Free, walk-up COVID-19 testing at the University of Louisiana at Lafayette for students and faculty and staff members is again available this semester.
Three Brazilian interns in the University of Louisiana at Lafayette’s Mechanical Engineering Department helped develop a promising way to inspect large structures, such as bridges, ship hulls and storage tanks, this summer.
They have returned to South America but the project, which uses cable-suspended robots for inspections, continues to move ahead. The University’s Mechanical Engineering Department and HiBot Corporation of Tokyo, Japan, a worldwide leader in the use of robotics for inspection and rescue, have partnered to pursue it with support from the Louisiana Board of Regents Industrial Ties Research Program.
Paulo Vito Ferreira Correa, Mauricio Yuji Murakami, and Leopoldo Augusto Silva Rezende traveled to UL Lafayette as part of the Brazil Scientific Mobility Program. The one-year study abroad program enables students in science, technology, engineering and mathematics fields to study in the United States. Prior to coming to UL Lafayette, the students conducted research at Purdue University.
While at UL Lafayette, the trio devised an inspection system for big structures that resembles a SkyCam, which uses a computer-controlled camera suspended on cables to cover sporting events. The system would make inspections, now conducted by people, safer and less labor-intensive.
Dr. Joshua Vaughan, an assistant professor of mechanical engineering at UL Lafayette, is leading the efforts to develop the system.
“Expanding the use of robotics can not only save significant money and time, but also improve the fidelity of the results, while reducing the burden on human workers. The primary objective is to advance robotic inspections through developing design and control techniques for cable-suspended-and-driven robotic systems,” Vaughan said.
Vaughan praised the three interns’ work.
“They set up an experimental platform in my laboratory and did the initial control design for a scaled-down version of the system. They did a good job,” he said.
Work on the project progresses in increments.
“We keep improving and adding complexity throughout the life of the project,” Vaughan said.
Vaughan is the recipient of the 2015 Young Researcher of the Year Award from the University’s College of Engineering and the 2014 Rising Star Award from the University’s Office of Research.

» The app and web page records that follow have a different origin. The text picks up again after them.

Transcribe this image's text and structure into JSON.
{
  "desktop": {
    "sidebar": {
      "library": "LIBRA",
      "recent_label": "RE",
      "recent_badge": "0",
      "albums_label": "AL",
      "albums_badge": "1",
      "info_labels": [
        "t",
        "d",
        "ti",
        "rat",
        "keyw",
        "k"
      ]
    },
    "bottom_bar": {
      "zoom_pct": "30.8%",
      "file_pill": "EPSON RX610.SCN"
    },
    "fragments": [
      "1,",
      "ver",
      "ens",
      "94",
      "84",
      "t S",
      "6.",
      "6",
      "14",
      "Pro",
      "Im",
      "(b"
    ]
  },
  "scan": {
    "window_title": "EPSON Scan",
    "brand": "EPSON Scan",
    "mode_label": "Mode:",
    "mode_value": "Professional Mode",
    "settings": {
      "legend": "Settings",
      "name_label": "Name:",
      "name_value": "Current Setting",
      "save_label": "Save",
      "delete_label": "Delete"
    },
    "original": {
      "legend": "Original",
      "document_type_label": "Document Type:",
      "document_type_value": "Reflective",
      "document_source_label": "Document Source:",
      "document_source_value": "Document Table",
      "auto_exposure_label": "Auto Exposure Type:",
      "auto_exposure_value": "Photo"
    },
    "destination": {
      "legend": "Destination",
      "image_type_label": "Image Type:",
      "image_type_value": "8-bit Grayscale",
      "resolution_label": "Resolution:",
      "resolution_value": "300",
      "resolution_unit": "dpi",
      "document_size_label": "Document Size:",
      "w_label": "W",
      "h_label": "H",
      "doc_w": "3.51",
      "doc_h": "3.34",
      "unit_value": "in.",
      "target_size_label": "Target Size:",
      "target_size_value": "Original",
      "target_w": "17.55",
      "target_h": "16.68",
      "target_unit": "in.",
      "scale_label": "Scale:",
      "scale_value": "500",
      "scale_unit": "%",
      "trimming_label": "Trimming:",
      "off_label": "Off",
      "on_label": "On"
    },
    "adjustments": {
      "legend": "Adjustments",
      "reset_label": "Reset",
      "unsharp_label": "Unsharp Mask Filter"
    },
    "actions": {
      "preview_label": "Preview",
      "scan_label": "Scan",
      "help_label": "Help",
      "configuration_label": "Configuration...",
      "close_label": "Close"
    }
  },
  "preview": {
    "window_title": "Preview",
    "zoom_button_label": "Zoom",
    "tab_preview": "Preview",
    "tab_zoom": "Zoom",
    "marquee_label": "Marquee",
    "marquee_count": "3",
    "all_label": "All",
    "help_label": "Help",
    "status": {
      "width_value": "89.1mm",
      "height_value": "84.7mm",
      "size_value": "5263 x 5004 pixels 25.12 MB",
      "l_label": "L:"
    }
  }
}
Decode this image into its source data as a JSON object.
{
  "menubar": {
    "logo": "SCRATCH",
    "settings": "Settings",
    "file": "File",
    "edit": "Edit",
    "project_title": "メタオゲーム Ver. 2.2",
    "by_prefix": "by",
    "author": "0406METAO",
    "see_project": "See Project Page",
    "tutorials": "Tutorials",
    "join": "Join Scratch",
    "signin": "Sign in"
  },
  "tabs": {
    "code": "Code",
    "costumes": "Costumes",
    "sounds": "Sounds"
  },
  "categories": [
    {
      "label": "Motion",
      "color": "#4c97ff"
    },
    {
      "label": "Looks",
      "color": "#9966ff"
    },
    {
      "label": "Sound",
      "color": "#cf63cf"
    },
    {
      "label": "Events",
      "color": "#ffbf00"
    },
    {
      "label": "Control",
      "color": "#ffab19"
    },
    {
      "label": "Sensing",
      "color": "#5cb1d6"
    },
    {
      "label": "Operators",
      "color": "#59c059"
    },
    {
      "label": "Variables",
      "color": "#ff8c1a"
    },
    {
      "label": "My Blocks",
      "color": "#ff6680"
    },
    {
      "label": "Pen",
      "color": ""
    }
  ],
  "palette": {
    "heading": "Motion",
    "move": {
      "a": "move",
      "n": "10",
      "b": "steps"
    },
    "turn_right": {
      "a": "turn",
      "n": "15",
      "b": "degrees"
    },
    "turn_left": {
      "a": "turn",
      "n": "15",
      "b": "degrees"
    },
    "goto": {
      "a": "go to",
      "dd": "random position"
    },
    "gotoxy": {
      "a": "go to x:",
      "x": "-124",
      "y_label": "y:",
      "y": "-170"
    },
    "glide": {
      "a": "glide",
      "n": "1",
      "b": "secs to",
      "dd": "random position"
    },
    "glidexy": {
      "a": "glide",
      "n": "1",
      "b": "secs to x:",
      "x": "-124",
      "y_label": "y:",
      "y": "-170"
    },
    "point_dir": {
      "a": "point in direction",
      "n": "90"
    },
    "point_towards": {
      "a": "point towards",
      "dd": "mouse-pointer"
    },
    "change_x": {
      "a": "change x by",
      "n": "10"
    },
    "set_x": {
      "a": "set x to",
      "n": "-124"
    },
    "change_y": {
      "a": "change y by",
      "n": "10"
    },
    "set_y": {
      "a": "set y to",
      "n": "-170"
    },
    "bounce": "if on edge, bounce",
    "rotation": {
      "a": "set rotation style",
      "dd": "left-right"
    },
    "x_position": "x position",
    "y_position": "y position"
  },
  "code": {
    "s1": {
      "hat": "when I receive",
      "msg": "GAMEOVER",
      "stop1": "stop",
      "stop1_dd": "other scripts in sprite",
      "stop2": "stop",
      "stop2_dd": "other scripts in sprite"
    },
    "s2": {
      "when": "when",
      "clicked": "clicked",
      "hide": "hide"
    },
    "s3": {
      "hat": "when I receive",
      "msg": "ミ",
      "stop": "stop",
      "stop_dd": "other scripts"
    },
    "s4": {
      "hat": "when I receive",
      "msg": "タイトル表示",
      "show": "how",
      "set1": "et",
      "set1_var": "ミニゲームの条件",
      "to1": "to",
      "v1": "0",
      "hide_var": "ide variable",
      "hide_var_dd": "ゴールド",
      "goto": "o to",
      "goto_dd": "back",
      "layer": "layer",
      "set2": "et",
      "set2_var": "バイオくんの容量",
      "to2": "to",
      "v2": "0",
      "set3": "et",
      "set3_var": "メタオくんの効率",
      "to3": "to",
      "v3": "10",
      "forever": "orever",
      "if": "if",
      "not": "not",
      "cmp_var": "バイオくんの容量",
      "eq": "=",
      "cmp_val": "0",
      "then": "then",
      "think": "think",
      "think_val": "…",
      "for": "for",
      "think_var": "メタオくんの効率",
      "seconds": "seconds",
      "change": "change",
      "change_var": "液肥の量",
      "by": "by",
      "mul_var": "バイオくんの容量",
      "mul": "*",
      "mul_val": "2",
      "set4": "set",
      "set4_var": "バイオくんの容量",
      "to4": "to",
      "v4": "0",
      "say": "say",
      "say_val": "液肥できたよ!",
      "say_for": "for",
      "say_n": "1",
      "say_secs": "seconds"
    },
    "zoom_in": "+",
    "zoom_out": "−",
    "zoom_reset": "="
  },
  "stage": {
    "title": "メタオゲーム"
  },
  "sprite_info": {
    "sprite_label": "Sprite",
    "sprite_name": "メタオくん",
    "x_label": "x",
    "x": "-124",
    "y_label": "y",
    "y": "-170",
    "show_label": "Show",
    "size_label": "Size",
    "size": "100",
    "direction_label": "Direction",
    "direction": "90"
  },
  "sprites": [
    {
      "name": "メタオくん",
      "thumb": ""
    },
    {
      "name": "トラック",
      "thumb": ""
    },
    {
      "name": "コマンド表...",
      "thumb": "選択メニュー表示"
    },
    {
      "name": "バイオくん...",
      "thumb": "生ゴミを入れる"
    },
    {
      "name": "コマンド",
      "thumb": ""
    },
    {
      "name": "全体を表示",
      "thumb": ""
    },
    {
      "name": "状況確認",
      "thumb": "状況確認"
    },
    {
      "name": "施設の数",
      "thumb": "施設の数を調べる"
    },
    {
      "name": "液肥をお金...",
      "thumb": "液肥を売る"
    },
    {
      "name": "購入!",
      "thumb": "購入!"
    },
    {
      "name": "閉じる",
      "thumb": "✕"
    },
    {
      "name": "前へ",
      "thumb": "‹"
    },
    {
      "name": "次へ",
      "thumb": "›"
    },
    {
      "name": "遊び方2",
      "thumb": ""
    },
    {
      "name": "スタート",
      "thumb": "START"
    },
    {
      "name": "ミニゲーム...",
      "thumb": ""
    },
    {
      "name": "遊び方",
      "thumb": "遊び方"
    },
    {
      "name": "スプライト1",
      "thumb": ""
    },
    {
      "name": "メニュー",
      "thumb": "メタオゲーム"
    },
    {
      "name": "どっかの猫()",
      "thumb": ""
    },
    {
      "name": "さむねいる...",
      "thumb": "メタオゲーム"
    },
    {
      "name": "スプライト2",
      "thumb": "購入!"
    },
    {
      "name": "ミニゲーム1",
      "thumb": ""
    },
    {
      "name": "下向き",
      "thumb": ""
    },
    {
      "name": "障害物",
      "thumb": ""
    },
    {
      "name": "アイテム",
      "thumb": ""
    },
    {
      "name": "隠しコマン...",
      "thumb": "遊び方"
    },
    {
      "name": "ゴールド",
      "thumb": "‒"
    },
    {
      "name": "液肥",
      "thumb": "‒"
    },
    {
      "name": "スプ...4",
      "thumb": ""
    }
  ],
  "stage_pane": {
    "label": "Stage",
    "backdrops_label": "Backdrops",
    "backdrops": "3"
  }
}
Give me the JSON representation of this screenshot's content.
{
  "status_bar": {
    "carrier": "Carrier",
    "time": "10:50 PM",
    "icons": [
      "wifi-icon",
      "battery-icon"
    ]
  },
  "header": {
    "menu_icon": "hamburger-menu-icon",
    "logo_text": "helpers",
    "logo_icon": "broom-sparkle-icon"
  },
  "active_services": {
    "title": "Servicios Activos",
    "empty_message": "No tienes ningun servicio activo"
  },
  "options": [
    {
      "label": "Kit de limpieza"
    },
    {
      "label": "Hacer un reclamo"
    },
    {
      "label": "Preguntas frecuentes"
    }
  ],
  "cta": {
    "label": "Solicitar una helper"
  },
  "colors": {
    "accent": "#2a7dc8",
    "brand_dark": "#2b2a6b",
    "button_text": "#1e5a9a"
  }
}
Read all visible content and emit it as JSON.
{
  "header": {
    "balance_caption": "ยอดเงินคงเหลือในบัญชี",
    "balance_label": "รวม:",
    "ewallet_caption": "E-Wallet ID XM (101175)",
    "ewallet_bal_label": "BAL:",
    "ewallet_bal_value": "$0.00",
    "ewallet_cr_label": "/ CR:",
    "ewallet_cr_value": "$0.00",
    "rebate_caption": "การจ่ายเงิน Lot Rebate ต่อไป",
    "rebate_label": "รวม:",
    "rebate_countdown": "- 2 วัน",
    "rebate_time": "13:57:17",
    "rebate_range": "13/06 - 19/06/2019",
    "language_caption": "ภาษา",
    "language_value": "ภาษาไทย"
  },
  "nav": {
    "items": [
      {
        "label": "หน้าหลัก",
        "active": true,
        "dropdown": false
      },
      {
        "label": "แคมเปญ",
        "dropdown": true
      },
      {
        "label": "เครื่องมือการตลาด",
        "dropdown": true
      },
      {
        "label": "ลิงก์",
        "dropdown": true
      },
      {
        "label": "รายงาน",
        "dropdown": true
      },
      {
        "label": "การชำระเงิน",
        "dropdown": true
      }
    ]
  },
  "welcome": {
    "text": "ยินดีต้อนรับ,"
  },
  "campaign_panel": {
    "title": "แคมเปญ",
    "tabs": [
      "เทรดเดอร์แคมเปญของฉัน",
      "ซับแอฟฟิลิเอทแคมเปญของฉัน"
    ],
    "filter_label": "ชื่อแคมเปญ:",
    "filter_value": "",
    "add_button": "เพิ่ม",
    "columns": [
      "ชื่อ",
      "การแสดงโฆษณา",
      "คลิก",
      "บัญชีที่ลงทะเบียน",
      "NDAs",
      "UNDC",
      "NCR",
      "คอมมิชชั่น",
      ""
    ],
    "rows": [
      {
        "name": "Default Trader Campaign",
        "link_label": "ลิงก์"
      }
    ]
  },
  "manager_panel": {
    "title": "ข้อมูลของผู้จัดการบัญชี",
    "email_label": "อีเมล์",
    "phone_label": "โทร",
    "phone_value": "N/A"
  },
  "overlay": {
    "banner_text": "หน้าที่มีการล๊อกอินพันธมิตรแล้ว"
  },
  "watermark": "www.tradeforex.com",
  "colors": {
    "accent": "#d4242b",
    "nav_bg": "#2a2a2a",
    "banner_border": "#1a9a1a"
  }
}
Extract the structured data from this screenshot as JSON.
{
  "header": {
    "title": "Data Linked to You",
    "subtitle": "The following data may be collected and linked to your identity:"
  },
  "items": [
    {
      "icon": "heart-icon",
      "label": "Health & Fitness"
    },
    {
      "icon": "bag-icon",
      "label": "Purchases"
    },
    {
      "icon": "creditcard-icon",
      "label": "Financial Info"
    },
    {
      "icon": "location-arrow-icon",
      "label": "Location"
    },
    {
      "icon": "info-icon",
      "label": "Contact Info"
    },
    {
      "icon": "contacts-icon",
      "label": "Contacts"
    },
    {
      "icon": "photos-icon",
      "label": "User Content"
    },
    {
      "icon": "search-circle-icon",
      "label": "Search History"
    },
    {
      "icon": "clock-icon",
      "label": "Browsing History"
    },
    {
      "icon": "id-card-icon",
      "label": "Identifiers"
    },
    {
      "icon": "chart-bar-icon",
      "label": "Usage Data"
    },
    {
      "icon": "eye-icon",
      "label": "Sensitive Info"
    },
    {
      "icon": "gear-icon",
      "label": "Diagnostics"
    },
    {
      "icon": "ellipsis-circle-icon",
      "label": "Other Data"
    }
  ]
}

Photo: Shown, from left, are interns Paulo Vito Ferreira Correa, Leopoldo Augusto Silva Rezende, and Mauricio Yuji Murakami with a cable-driven system they helped develop for use in robotic safety inspections.